* **Input**:
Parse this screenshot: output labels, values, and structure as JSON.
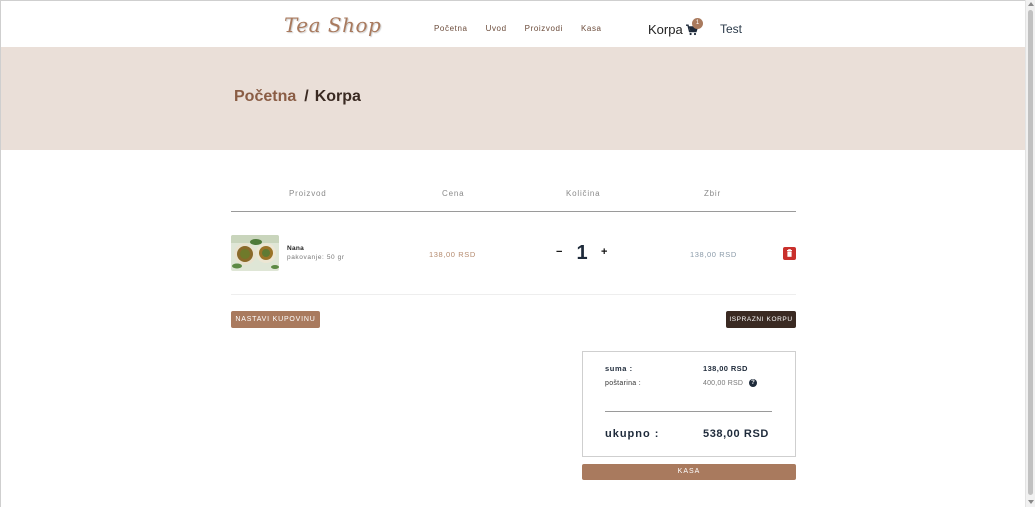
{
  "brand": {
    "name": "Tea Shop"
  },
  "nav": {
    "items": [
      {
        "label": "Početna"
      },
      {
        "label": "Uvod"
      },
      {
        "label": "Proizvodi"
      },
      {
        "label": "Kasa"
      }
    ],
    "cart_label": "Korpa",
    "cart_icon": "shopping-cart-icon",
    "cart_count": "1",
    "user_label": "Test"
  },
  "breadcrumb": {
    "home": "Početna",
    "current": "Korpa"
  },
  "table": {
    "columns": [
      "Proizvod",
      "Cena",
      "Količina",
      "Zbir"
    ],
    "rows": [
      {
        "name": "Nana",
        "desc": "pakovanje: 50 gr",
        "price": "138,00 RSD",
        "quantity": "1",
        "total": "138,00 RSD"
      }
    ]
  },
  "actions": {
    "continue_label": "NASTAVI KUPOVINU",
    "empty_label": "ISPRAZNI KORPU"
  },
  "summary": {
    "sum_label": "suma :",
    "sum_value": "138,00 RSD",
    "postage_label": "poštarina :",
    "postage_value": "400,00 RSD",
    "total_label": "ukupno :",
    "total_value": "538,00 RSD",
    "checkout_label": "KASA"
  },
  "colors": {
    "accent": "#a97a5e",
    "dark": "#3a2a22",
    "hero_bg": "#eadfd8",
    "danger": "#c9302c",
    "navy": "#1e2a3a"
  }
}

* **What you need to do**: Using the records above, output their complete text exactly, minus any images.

* **Written response**:
Parse this screenshot: output labels, values, and structure as JSON.
{
  "brand": {
    "name": "Tea Shop"
  },
  "nav": {
    "items": [
      {
        "label": "Početna"
      },
      {
        "label": "Uvod"
      },
      {
        "label": "Proizvodi"
      },
      {
        "label": "Kasa"
      }
    ],
    "cart_label": "Korpa",
    "cart_icon": "shopping-cart-icon",
    "cart_count": "1",
    "user_label": "Test"
  },
  "breadcrumb": {
    "home": "Početna",
    "current": "Korpa"
  },
  "table": {
    "columns": [
      "Proizvod",
      "Cena",
      "Količina",
      "Zbir"
    ],
    "rows": [
      {
        "name": "Nana",
        "desc": "pakovanje: 50 gr",
        "price": "138,00 RSD",
        "quantity": "1",
        "total": "138,00 RSD"
      }
    ]
  },
  "actions": {
    "continue_label": "NASTAVI KUPOVINU",
    "empty_label": "ISPRAZNI KORPU"
  },
  "summary": {
    "sum_label": "suma :",
    "sum_value": "138,00 RSD",
    "postage_label": "poštarina :",
    "postage_value": "400,00 RSD",
    "total_label": "ukupno :",
    "total_value": "538,00 RSD",
    "checkout_label": "KASA"
  },
  "colors": {
    "accent": "#a97a5e",
    "dark": "#3a2a22",
    "hero_bg": "#eadfd8",
    "danger": "#c9302c",
    "navy": "#1e2a3a"
  }
}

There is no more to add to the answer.